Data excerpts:
######

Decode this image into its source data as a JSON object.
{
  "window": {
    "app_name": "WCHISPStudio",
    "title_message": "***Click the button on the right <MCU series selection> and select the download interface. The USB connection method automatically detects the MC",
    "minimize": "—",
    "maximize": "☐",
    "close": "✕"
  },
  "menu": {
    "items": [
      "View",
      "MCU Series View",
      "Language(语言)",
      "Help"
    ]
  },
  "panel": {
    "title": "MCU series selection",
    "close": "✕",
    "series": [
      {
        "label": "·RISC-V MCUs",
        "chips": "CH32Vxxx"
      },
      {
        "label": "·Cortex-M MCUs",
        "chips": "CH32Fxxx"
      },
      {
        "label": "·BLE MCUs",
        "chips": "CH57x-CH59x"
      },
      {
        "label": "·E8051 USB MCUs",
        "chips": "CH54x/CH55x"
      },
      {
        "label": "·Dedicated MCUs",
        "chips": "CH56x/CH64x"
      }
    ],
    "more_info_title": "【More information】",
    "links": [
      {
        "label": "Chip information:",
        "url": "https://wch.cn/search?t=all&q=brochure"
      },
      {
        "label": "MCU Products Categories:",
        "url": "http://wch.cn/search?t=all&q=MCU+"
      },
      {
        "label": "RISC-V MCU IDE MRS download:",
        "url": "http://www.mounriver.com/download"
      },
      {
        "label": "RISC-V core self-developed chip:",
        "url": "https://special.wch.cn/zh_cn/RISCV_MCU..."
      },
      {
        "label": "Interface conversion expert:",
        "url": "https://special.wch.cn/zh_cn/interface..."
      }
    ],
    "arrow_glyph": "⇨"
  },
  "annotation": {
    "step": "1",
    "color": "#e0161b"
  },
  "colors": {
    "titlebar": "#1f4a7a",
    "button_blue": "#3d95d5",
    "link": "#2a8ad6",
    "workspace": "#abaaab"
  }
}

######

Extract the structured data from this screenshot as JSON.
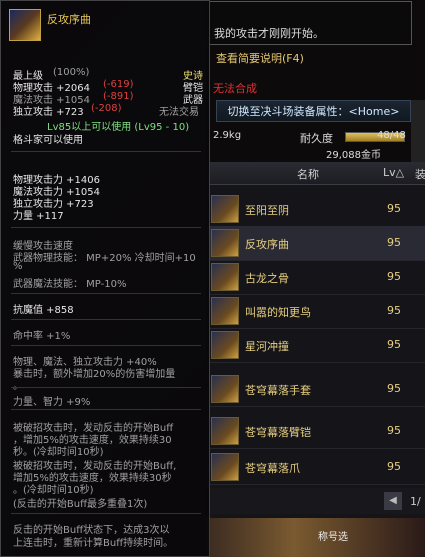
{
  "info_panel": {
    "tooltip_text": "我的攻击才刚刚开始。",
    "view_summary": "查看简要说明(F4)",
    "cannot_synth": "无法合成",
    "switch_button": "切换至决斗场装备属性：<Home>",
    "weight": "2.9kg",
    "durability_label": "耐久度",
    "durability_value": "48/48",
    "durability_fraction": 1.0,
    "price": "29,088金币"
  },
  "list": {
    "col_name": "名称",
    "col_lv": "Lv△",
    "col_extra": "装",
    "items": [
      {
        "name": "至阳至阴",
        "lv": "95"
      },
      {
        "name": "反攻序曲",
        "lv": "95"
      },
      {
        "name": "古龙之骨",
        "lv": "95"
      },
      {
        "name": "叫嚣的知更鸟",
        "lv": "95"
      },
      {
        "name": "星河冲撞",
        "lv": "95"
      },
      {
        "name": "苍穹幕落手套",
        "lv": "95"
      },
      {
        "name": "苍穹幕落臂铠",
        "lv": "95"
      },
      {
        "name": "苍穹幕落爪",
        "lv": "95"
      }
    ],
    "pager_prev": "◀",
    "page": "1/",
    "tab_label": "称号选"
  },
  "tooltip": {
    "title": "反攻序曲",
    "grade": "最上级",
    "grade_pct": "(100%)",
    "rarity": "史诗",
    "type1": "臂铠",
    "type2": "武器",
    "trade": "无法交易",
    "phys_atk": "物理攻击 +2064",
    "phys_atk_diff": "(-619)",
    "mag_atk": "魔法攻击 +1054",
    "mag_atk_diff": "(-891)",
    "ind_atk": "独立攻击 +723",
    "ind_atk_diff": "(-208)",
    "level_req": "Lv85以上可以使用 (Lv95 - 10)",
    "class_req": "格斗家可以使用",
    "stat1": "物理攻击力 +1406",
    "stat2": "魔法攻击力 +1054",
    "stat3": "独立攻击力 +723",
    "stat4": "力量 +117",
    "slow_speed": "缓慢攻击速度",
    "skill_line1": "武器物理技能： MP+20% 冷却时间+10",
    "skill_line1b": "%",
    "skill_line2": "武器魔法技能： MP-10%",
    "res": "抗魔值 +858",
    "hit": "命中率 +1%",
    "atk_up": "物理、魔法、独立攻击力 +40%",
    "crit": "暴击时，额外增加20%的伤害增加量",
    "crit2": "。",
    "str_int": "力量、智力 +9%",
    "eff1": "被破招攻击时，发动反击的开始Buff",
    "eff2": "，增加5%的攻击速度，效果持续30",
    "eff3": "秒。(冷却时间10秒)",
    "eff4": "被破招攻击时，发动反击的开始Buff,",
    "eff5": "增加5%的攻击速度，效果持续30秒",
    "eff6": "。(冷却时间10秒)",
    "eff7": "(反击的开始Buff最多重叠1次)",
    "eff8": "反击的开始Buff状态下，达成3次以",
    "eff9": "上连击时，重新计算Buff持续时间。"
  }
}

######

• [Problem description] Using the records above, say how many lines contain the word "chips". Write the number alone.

• [Written response] 5